### EXTRACTED RECORDS
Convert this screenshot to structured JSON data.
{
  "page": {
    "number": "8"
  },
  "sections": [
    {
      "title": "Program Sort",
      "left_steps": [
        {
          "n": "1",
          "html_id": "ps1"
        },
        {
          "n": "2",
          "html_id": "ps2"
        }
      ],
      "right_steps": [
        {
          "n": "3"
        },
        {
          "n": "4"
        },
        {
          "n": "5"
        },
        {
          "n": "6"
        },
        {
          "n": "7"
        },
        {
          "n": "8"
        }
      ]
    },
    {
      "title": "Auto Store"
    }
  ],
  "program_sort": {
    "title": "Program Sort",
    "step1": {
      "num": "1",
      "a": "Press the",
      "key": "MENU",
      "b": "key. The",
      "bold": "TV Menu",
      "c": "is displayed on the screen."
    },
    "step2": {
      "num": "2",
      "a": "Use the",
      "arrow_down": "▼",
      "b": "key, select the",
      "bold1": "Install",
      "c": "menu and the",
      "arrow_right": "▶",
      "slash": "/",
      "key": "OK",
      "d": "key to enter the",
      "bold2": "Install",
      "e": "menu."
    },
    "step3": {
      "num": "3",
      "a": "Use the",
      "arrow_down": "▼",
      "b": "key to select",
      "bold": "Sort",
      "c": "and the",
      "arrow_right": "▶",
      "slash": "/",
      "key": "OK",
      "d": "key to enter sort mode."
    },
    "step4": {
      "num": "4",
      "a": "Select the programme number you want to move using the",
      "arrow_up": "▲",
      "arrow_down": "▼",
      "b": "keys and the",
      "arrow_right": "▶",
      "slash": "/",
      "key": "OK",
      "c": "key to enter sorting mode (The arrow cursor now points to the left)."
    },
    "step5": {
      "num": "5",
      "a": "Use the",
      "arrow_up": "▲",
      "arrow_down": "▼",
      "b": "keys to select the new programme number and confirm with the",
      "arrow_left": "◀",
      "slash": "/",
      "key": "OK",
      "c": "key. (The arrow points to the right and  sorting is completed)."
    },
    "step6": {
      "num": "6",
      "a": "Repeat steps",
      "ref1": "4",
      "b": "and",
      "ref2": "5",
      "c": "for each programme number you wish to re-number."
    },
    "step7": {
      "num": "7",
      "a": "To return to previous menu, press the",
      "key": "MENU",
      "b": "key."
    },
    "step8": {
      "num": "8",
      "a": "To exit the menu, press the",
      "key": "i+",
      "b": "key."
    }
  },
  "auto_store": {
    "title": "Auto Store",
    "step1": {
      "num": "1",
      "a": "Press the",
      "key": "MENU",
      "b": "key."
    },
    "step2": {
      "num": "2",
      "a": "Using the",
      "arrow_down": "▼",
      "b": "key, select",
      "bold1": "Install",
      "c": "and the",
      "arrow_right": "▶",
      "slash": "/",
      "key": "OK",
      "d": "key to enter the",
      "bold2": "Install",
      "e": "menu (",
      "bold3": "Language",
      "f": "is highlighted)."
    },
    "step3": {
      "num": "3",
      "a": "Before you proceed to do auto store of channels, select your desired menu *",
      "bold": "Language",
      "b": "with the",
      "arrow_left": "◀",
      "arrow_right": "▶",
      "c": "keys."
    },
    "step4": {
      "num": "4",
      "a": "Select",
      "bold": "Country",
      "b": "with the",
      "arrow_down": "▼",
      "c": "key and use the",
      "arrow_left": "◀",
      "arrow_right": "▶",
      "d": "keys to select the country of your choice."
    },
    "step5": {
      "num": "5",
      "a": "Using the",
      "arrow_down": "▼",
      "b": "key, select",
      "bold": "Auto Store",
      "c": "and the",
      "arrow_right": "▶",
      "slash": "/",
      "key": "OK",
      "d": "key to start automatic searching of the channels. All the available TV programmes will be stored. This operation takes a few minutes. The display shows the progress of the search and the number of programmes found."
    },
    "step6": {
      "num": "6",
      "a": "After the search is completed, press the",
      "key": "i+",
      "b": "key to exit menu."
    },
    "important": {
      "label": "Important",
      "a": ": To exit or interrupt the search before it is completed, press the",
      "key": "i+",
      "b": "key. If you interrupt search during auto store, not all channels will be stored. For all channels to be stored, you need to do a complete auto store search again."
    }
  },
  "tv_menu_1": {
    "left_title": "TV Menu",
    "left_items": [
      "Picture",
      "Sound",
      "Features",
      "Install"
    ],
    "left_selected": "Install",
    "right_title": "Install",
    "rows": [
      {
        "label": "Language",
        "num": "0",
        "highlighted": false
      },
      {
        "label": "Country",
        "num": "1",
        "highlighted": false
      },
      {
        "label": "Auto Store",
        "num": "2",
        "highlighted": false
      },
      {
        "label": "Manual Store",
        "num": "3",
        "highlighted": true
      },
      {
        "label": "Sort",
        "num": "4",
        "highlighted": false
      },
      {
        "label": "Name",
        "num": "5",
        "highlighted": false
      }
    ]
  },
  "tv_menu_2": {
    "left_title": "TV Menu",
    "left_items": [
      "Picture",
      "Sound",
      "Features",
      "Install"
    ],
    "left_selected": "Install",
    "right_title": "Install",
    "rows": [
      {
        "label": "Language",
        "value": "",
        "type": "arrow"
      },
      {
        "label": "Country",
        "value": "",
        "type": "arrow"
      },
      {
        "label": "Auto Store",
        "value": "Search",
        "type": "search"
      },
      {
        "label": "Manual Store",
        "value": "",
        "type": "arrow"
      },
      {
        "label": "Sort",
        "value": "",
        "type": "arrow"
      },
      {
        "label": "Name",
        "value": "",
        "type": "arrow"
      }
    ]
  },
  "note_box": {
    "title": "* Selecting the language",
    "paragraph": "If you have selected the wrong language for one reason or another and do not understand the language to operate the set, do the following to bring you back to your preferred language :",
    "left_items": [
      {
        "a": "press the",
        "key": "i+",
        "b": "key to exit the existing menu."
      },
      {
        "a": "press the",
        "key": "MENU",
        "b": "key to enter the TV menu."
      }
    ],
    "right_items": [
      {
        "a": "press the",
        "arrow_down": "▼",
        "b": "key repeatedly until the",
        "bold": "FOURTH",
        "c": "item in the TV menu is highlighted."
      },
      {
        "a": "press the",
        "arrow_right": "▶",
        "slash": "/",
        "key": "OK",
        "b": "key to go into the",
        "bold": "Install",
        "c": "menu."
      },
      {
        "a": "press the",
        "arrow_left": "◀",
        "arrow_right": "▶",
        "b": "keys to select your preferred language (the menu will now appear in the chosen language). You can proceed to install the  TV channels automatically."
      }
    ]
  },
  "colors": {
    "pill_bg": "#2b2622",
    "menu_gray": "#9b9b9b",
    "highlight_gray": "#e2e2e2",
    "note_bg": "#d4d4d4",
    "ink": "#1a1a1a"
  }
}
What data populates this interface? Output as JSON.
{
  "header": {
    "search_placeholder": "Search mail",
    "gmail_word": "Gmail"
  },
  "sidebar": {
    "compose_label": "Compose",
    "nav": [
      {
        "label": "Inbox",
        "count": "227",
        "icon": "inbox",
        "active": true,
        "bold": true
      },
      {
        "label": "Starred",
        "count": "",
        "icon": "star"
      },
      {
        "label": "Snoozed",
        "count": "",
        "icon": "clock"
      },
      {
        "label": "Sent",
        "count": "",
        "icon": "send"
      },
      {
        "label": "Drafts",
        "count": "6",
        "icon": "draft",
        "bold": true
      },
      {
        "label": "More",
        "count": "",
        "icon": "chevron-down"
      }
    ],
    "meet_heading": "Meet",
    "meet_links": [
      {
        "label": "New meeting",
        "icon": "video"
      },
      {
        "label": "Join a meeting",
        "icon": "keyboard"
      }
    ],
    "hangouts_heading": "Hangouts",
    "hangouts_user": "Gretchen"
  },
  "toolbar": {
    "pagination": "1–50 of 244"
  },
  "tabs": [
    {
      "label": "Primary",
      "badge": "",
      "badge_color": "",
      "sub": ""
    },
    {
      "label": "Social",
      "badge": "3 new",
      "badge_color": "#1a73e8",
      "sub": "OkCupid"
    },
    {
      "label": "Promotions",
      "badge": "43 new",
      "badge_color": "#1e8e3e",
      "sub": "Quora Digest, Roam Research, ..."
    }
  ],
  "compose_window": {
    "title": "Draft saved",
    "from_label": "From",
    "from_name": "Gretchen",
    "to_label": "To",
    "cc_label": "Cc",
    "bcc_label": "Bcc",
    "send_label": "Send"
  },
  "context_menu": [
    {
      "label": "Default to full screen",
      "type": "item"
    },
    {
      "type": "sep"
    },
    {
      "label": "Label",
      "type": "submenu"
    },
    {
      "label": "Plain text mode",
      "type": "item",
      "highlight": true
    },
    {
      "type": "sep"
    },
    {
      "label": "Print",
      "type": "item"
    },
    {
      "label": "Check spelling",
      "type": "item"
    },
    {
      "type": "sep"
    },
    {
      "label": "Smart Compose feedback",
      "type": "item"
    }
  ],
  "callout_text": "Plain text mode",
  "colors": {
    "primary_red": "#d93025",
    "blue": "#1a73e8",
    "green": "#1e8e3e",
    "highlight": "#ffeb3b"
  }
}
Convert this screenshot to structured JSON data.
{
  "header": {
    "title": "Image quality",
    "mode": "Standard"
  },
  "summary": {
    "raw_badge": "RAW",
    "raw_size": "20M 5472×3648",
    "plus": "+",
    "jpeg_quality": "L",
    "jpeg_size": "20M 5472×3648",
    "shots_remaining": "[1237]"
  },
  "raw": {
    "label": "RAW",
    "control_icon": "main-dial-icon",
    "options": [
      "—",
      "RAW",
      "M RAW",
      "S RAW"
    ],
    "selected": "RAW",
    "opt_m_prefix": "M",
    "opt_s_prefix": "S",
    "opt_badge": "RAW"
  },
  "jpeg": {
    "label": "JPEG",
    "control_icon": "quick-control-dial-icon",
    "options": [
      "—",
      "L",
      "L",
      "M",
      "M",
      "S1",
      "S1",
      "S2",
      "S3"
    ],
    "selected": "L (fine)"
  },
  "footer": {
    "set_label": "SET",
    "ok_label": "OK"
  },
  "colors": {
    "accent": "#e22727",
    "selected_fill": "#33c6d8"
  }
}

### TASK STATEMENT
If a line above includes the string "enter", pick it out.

### YOUR RESPONSE
      "d": "key to enter the",
      "d": "key to enter sort mode."
      "c": "key to enter sorting mode (The arrow cursor now points to the left)."
      "d": "key to enter the",
        "b": "key to enter the TV menu."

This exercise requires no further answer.